Task inputs:
((

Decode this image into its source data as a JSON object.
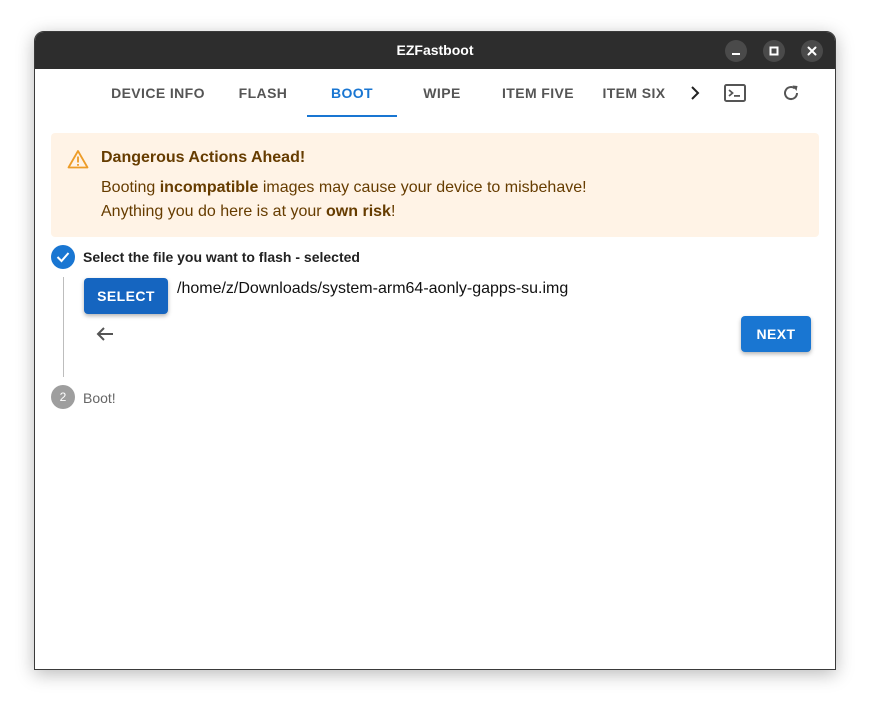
{
  "window": {
    "title": "EZFastboot"
  },
  "tabs": [
    {
      "label": "DEVICE INFO"
    },
    {
      "label": "FLASH"
    },
    {
      "label": "BOOT"
    },
    {
      "label": "WIPE"
    },
    {
      "label": "ITEM FIVE"
    },
    {
      "label": "ITEM SIX"
    }
  ],
  "icons": {
    "scroll_right": "chevron-right-icon",
    "terminal": "terminal-icon",
    "refresh": "refresh-icon",
    "warning": "warning-icon"
  },
  "alert": {
    "title": "Dangerous Actions Ahead!",
    "line1_pre": "Booting ",
    "line1_bold": "incompatible",
    "line1_post": " images may cause your device to misbehave!",
    "line2_pre": "Anything you do here is at your ",
    "line2_bold": "own risk",
    "line2_post": "!"
  },
  "stepper": {
    "step1": {
      "label": "Select the file you want to flash - selected"
    },
    "step2": {
      "number": "2",
      "label": "Boot!"
    },
    "select_button": "SELECT",
    "file_path": "/home/z/Downloads/system-arm64-aonly-gapps-su.img",
    "next_button": "NEXT"
  },
  "colors": {
    "accent": "#1976d2",
    "alert_bg": "#fff3e6",
    "alert_text": "#663c00",
    "warning_icon": "#ed9c28"
  }
}
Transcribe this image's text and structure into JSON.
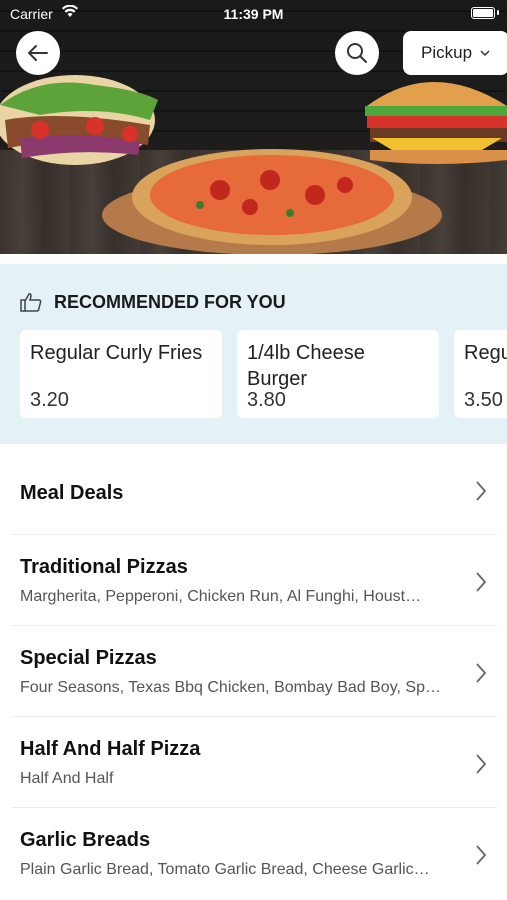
{
  "status_bar": {
    "carrier": "Carrier",
    "time": "11:39 PM"
  },
  "header": {
    "pickup_label": "Pickup"
  },
  "recommended": {
    "title": "RECOMMENDED FOR YOU",
    "items": [
      {
        "name": "Regular Curly Fries",
        "price": "3.20"
      },
      {
        "name": "1/4lb Cheese Burger",
        "price": "3.80"
      },
      {
        "name": "Regular Cheese",
        "price": "3.50"
      }
    ]
  },
  "categories": [
    {
      "title": "Meal Deals",
      "subtitle": ""
    },
    {
      "title": "Traditional Pizzas",
      "subtitle": "Margherita, Pepperoni, Chicken Run, Al Funghi, Houst…"
    },
    {
      "title": "Special Pizzas",
      "subtitle": "Four Seasons, Texas Bbq Chicken, Bombay Bad Boy, Sp…"
    },
    {
      "title": "Half And Half Pizza",
      "subtitle": "Half And Half"
    },
    {
      "title": "Garlic Breads",
      "subtitle": "Plain Garlic Bread, Tomato Garlic Bread, Cheese Garlic…"
    }
  ],
  "colors": {
    "recommended_bg": "#e4f1f6",
    "text": "#111111"
  }
}
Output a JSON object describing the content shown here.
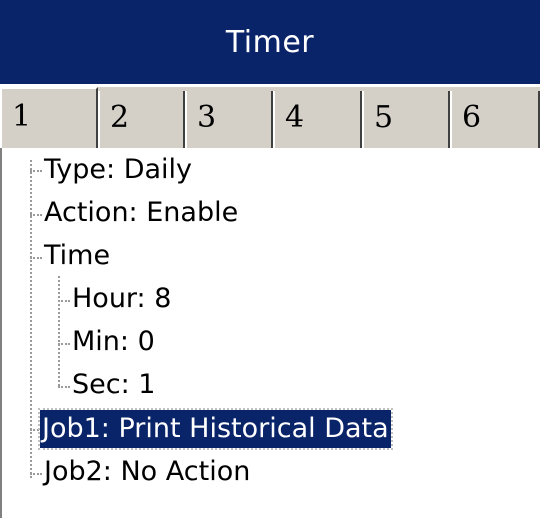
{
  "window": {
    "title": "Timer"
  },
  "tabs": [
    {
      "label": "1",
      "active": true
    },
    {
      "label": "2",
      "active": false
    },
    {
      "label": "3",
      "active": false
    },
    {
      "label": "4",
      "active": false
    },
    {
      "label": "5",
      "active": false
    },
    {
      "label": "6",
      "active": false
    }
  ],
  "tree": {
    "type": "Type: Daily",
    "action": "Action: Enable",
    "time": {
      "label": "Time",
      "hour": "Hour: 8",
      "min": "Min: 0",
      "sec": "Sec: 1"
    },
    "job1": "Job1: Print Historical Data",
    "job2": "Job2: No Action",
    "selected_item": "Job1: Print Historical Data"
  },
  "colors": {
    "titlebar": "#0a246a",
    "selection": "#0a246a",
    "tab_face": "#d4d0c8"
  }
}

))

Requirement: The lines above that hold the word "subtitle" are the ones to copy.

Answer to this problem:
      "subtitle": ""
      "subtitle": "Margherita, Pepperoni, Chicken Run, Al Funghi, Houst…"
      "subtitle": "Four Seasons, Texas Bbq Chicken, Bombay Bad Boy, Sp…"
      "subtitle": "Half And Half"
      "subtitle": "Plain Garlic Bread, Tomato Garlic Bread, Cheese Garlic…"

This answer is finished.